The Daimler 2½ litre saloon is of course the Jaguar Mk.II fitted with the SP 250 Daimler V8 engine. This is mated to the Borg Warner Type 35 automatic transmission which does not endear itself to the enthusiast as for maximum performance one must start in “Low” then change to “Drive” then back to “Low” to hold the middle gear. This can be held to around 70 m.p.h. before one must change back to “Drive” again. With its lighter weight the V8 engine suits the Jaguar chassis and endows it with remarkably fine road-holding. This marriage of Daimler and Jaguar seems to be a happy one; what fun it would be with the Daimler 4-speed transmission!
The Vantage Aston Martin DB4 has the 331 b.h.p. G.T. engine in the DB4 four-seater body and the performance reflects this. With an easy 100 m.p.h. in 3rd and 120 m.p.h. in top gear before shutting off for Woodcote the Aston certainly kept us concentrating. Compared with the E-type the Aston perhaps does not handle as well and has heavier steering but it scores on its superior seats (and has four of them!) and general air of high quality which is of course reflected in the price. A very desirable car indeed.
Next on our list was M.G.s successor to the M.G.-A. The M.G.-B handles in a very similar fashion to the M.G.-A and one feels at home immediately, being able to throw the car at corners without wondering if the back end will come round. It corners flatly, has good brakes, accelerates briskly, looks good and is great fun to drive. As “Which?” might say, “highly recommended.”
The Lotus Elite with Hobbs Mech-a-Matic automatic gearbox which is familiar on the race tracks of Britain and the Continent, is quite fantastic. An out and out competition car with 100 b.h.p. Climax engine is not normally the easiest car to drive with ordinary four-speed transmission but the Hobbs gearbox tames the peaky engine without robbing it of power and enables the veriest novice to drive the Elite. The gear lever can be left in the fully automatic position if desired or as is more probable with the enthusiastic driver he can select any of the four ratios at will by means of the central lever. Changes go through with only a light jerk, saving quite a lot of time over the normal “clutch out, change gear, clutch in” routine on normal transmissions. Our three laps in the Hobbs Elite were fascinating to say the least and unless there is some hidden snag which we are too dim to see it is quite inconceivable to us why this automatic gearbox has not been adopted by manufacturers.
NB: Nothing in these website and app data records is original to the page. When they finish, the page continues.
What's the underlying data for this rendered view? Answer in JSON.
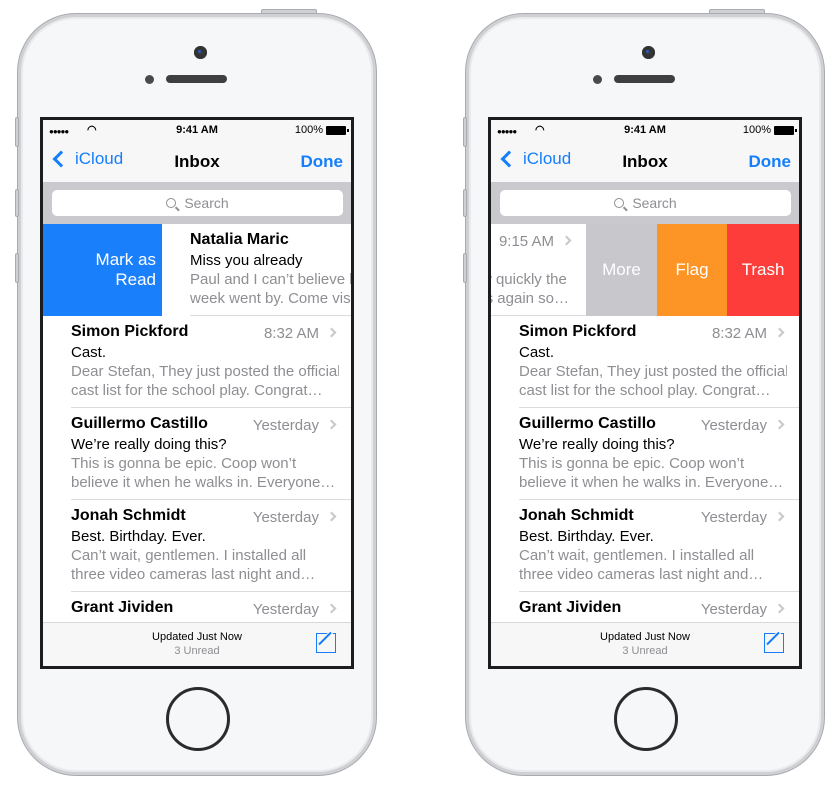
{
  "colors": {
    "accent": "#157efb",
    "mark_read": "#1a7ffb",
    "more": "#c7c7cc",
    "flag": "#fd9426",
    "trash": "#fc3d39"
  },
  "status": {
    "signal": "●●●●●",
    "wifi": "wifi-icon",
    "time": "9:41 AM",
    "battery": "100%"
  },
  "nav": {
    "back": "iCloud",
    "title": "Inbox",
    "done": "Done"
  },
  "search": {
    "placeholder": "Search"
  },
  "messages": [
    {
      "name": "Natalia Maric",
      "time": "9:15 AM",
      "subject": "Miss you already",
      "preview": [
        "Paul and I can’t believe how quickly the",
        "week went by. Come visit us again so…"
      ]
    },
    {
      "name": "Simon Pickford",
      "time": "8:32 AM",
      "subject": "Cast.",
      "preview": [
        "Dear Stefan, They just posted the official",
        "cast list for the school play. Congrat…"
      ]
    },
    {
      "name": "Guillermo Castillo",
      "time": "Yesterday",
      "subject": "We’re really doing this?",
      "preview": [
        "This is gonna be epic. Coop won’t",
        "believe it when he walks in. Everyone…"
      ]
    },
    {
      "name": "Jonah Schmidt",
      "time": "Yesterday",
      "subject": "Best. Birthday. Ever.",
      "preview": [
        "Can’t wait, gentlemen. I installed all",
        "three video cameras last night and…"
      ]
    },
    {
      "name": "Grant Jividen",
      "time": "Yesterday",
      "subject": "",
      "preview": [
        "",
        ""
      ]
    }
  ],
  "actions": {
    "mark_as_read": "Mark as Read",
    "more": "More",
    "flag": "Flag",
    "trash": "Trash"
  },
  "toolbar": {
    "updated": "Updated Just Now",
    "unread": "3 Unread"
  },
  "phones": [
    {
      "state": "swipe-right"
    },
    {
      "state": "swipe-left"
    }
  ]
}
The Triumph Spitfire is obviously going to hit at the Sprite/ Midget market as it offers independent suspension, front disc brakes and 64 b.h.p. for £729. The Michelotti styling is attractive and as several million dollars worth have been ordered for the United States its success is assured. It accelerates reasonably briskly, has a pleasant gearbox, good brakes and handles well, although breaking away fairly early, albeit in a controllable fashion.
My last car of the day turned out to be the Speedwell Sprite with 80 b.h.p. 1100 c.c. engine. This engine is meticulously built and in consequence costs some £200. However, it will rev. to 7,000 r.p.m. in complete smoothness, giving the Speedwell car most un-Sprite like performance, the speedometer registering over 100 m.p.h. with comparitive ease. Some modifications have been made to the steering to make it even lighter and this leads to a slight tendency to directional instability. All in all a pleasant busman’s holiday for journalists which was concluded in appropriate fashion when a journalist managed to spin the Rolls-Royce at Madgwick! Rather like a battleship in a heavy sea! M.L.T.